→ Task details
A complete response lists each line of the data below that includes the word "subtitle".

Web page and app entries
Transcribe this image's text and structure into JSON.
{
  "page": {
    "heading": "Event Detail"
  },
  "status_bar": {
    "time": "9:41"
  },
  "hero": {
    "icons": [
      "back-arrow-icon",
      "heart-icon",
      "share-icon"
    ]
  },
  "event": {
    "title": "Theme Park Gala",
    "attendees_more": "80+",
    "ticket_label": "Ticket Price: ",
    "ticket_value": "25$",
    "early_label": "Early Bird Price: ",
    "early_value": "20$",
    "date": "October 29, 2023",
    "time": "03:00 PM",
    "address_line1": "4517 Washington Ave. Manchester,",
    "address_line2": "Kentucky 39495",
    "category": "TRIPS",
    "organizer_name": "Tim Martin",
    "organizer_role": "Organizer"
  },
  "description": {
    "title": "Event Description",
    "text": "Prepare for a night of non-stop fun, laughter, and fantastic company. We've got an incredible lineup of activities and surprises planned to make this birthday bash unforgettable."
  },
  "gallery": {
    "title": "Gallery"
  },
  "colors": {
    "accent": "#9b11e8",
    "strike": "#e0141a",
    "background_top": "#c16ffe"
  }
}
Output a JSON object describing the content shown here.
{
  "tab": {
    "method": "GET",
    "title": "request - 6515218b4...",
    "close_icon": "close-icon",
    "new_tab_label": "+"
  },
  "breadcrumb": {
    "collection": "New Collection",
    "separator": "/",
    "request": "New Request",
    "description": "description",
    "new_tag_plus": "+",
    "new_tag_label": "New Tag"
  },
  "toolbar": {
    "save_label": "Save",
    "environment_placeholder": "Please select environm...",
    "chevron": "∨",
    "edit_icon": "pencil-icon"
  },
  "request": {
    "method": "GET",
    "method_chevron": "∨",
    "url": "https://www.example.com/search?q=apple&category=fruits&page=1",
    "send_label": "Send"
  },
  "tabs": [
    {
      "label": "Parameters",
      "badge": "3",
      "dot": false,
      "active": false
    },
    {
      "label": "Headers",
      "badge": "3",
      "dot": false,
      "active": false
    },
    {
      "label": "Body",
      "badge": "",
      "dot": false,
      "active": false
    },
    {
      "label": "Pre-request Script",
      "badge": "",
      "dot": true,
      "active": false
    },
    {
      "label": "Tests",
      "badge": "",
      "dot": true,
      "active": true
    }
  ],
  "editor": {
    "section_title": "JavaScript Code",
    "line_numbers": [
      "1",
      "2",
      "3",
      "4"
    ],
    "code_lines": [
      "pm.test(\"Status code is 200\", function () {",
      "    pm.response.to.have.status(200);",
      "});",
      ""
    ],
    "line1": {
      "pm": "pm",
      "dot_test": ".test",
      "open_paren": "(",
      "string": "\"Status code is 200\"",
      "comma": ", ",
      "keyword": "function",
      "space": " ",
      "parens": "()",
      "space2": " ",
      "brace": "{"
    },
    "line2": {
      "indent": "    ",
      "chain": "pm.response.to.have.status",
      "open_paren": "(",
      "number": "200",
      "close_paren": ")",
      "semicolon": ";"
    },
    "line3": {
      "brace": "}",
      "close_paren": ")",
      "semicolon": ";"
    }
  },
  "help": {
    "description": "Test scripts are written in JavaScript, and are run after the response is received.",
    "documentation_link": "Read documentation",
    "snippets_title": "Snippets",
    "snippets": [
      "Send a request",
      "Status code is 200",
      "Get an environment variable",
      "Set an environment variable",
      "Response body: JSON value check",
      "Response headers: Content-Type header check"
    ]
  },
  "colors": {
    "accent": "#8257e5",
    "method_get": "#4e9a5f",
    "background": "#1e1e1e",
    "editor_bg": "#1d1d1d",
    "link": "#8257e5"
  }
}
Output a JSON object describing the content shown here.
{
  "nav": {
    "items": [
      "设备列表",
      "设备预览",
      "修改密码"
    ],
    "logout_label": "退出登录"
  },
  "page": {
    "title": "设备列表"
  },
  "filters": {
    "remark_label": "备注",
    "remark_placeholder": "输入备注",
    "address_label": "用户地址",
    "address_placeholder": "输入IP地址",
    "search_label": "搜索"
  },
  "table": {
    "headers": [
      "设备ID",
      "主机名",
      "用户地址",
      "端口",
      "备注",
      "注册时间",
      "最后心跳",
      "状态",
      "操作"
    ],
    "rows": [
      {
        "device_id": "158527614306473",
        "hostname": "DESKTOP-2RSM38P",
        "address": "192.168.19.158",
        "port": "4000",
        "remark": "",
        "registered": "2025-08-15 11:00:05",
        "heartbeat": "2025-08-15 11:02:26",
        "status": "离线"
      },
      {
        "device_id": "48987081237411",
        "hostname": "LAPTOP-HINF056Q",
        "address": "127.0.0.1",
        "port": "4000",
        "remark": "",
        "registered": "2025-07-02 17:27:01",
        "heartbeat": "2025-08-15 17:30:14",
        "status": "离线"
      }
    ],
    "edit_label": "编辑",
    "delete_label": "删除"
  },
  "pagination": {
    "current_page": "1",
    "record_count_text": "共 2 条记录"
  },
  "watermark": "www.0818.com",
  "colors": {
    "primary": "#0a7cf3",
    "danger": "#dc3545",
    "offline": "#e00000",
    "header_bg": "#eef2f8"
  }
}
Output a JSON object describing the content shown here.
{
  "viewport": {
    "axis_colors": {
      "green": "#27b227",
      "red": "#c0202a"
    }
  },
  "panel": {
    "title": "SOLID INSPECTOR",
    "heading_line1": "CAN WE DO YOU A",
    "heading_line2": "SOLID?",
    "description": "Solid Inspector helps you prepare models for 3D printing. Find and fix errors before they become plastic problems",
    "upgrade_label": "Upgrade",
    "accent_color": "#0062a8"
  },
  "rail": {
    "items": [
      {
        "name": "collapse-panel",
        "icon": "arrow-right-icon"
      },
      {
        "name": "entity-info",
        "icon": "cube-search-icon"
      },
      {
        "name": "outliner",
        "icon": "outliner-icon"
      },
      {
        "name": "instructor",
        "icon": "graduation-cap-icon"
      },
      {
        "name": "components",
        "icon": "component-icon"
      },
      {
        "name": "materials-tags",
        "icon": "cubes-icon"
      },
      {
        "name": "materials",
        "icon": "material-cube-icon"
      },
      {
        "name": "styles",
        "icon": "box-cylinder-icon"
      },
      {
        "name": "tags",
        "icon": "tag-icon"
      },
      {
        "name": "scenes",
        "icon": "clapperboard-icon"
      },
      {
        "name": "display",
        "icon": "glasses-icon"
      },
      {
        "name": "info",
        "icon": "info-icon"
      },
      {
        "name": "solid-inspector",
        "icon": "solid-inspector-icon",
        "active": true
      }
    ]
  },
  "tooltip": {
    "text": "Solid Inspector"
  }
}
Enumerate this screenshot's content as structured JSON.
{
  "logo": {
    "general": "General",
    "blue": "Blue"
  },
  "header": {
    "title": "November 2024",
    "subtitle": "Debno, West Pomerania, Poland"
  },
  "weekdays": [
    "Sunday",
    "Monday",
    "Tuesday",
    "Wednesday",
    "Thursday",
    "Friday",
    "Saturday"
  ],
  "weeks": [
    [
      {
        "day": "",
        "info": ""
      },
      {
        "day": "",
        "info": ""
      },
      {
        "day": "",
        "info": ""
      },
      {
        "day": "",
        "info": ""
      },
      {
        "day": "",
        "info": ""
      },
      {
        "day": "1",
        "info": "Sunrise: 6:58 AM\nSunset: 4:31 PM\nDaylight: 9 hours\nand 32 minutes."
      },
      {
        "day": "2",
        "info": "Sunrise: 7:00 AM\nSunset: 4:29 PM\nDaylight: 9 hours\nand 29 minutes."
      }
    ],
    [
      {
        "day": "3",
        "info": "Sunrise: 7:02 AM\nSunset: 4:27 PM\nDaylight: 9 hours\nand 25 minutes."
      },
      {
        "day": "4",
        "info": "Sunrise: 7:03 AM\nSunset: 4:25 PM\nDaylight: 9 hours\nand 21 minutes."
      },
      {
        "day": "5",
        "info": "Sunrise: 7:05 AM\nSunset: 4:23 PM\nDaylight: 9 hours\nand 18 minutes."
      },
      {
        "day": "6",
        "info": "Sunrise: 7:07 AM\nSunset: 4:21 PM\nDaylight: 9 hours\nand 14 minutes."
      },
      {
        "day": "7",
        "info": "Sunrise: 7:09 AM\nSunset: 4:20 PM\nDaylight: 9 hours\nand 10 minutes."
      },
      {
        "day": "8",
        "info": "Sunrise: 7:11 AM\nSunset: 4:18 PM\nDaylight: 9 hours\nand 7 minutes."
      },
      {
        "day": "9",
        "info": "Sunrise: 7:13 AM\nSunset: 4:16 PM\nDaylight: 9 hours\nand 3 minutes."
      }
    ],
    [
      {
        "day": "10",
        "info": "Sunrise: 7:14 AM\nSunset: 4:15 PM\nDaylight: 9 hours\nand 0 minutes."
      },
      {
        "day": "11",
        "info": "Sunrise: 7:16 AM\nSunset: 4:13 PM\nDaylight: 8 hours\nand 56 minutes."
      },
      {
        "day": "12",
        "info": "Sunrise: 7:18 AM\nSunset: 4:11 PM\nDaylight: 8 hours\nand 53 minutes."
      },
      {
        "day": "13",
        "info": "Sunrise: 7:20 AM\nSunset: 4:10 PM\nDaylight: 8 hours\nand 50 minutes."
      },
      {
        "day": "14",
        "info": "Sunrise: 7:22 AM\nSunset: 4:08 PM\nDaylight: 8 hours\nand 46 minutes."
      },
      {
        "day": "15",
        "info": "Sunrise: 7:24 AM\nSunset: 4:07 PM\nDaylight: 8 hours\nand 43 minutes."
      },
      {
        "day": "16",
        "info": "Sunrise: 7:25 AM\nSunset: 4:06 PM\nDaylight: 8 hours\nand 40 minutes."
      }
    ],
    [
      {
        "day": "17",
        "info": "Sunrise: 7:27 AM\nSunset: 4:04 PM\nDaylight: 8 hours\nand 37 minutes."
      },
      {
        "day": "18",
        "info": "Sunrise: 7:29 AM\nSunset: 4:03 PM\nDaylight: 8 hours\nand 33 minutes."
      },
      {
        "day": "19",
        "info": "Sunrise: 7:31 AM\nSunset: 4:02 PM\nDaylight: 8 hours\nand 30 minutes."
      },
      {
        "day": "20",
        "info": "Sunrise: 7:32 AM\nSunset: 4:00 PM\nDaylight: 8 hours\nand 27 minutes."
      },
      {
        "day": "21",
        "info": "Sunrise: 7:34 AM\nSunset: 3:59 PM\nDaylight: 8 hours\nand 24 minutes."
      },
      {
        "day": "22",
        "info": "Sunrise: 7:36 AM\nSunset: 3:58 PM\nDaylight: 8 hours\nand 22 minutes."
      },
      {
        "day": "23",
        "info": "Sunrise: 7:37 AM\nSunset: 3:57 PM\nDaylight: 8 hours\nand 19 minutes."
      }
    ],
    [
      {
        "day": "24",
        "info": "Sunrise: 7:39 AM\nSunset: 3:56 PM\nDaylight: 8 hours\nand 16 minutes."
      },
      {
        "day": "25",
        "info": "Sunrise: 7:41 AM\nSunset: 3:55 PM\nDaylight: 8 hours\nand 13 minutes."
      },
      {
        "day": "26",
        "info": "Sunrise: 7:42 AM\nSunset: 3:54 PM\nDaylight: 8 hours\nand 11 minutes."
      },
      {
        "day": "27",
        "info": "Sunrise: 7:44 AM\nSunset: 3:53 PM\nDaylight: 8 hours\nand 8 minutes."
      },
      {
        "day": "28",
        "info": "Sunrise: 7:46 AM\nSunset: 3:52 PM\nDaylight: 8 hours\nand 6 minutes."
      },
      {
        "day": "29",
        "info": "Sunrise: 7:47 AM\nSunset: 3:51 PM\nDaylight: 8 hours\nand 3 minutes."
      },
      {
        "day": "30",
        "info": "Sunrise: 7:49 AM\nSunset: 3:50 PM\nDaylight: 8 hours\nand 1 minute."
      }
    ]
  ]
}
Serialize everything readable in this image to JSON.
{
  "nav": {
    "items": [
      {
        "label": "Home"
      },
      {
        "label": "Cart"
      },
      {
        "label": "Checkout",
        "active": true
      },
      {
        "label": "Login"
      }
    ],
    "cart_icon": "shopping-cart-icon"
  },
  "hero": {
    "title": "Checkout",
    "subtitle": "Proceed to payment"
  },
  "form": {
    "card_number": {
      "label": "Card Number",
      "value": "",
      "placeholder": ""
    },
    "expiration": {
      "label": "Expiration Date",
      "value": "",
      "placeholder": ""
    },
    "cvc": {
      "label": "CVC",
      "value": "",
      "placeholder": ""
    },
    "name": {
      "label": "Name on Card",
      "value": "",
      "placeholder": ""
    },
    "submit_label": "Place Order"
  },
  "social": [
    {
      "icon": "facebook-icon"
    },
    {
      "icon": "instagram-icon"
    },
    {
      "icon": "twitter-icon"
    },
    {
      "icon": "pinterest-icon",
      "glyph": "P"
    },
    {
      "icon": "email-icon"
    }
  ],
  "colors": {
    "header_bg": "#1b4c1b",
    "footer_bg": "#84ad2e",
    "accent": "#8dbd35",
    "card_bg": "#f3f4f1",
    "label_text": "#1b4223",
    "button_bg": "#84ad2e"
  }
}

→ Result of this task
    "subtitle": "Debno, West Pomerania, Poland"
    "subtitle": "Proceed to payment"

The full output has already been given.